Those lines of the following listing which contain the string "this" should be returned.

(Given records)

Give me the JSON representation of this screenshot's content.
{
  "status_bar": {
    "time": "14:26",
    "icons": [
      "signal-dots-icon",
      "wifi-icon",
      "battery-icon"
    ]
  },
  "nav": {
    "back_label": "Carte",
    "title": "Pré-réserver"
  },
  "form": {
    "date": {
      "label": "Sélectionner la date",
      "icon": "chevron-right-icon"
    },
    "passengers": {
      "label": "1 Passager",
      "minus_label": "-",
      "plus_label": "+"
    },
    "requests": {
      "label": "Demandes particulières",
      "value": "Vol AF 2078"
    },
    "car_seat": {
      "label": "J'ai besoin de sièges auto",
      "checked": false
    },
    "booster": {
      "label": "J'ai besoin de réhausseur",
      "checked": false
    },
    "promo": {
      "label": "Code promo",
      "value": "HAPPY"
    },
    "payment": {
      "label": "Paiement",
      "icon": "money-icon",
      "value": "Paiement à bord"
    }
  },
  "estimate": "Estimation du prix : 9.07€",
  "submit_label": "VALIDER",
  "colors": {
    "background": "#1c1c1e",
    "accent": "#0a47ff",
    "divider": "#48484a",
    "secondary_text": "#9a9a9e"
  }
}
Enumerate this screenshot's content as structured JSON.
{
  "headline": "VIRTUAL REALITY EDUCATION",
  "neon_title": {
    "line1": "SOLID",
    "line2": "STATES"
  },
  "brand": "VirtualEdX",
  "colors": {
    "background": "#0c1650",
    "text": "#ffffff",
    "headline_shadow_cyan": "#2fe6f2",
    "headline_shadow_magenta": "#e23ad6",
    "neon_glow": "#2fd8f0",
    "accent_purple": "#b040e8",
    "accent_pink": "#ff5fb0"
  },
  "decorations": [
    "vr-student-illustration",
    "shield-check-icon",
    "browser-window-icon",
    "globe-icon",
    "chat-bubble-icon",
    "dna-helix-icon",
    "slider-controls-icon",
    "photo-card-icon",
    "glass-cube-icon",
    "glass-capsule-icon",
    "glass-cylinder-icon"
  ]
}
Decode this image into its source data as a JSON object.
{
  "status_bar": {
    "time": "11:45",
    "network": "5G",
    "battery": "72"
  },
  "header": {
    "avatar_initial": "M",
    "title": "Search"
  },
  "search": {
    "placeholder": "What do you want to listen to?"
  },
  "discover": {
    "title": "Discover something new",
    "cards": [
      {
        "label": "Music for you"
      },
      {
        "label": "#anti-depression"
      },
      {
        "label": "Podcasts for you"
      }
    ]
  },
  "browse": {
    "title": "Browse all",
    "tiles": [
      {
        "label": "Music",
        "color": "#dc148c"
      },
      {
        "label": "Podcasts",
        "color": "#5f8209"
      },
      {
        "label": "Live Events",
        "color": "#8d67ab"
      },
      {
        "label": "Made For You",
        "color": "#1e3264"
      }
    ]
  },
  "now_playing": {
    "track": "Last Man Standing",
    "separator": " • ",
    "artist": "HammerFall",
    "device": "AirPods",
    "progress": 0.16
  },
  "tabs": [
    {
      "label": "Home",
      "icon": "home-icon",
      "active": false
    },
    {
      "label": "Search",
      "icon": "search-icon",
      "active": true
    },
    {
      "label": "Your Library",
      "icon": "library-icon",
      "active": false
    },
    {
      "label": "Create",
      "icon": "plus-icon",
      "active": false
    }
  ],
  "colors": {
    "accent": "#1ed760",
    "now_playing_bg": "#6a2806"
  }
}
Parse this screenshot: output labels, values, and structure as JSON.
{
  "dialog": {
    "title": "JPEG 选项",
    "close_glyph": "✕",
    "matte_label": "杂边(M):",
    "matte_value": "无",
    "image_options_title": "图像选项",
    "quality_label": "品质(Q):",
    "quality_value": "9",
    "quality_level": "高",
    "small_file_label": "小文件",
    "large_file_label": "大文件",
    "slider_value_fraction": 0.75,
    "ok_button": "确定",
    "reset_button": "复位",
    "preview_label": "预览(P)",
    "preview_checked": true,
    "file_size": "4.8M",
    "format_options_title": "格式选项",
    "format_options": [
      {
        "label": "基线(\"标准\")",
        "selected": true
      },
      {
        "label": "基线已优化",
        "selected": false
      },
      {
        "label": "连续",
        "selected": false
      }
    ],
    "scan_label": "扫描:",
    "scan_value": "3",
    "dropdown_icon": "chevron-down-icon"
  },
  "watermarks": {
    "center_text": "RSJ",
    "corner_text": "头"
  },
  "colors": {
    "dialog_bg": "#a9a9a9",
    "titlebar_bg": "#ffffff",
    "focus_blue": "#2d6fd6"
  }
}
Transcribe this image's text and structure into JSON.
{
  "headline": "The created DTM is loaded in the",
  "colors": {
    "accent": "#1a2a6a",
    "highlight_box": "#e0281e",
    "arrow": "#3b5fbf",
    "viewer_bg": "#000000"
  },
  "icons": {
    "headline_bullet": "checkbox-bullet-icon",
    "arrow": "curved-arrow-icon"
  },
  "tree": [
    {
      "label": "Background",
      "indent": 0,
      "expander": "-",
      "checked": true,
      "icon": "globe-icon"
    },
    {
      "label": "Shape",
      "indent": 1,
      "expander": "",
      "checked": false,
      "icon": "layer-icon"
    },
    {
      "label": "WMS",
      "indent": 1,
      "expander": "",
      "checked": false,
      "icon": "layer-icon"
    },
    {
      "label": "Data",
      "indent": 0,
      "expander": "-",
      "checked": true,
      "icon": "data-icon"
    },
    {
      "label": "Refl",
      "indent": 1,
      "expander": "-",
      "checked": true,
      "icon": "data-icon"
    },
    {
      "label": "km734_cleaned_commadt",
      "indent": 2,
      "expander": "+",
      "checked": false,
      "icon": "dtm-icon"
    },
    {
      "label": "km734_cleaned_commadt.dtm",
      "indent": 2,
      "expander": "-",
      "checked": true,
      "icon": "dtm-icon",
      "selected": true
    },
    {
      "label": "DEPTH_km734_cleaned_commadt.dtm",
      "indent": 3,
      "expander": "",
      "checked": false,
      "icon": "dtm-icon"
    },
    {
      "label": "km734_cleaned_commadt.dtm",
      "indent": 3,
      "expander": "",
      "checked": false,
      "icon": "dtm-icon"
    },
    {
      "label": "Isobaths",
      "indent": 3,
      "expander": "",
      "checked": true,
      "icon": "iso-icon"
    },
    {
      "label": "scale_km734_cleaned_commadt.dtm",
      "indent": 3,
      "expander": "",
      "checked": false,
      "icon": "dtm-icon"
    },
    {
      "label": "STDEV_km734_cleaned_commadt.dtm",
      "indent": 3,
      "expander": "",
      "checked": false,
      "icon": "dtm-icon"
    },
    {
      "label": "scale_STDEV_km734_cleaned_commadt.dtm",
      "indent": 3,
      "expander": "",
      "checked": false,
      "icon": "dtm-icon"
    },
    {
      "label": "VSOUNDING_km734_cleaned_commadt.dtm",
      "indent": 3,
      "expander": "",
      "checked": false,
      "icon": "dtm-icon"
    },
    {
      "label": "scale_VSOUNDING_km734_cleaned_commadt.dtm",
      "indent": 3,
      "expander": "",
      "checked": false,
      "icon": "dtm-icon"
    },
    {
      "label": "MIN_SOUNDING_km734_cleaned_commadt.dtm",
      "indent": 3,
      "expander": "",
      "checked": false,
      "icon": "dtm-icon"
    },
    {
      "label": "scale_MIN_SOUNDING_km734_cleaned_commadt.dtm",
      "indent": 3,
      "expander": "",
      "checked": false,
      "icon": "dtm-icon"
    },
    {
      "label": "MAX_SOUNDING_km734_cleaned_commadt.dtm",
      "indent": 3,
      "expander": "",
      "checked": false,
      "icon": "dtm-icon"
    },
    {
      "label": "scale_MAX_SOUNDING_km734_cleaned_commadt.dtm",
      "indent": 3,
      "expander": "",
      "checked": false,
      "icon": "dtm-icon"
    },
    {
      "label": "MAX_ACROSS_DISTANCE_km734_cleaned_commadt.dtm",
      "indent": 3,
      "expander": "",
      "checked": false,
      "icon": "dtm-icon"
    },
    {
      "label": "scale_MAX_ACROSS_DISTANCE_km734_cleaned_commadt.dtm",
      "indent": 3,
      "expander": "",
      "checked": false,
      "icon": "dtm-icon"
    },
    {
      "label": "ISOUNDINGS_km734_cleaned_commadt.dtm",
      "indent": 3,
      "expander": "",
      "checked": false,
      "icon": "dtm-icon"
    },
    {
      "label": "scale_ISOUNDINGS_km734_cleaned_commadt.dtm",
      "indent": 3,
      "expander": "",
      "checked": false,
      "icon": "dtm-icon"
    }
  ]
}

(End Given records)

## Solution
Give me the JSON representation of this screenshot's content.
Enumerate this screenshot's content as structured JSON.
Decode this image into its source data as a JSON object.
Parse this screenshot: output labels, values, and structure as JSON.
Transcribe this image's text and structure into JSON.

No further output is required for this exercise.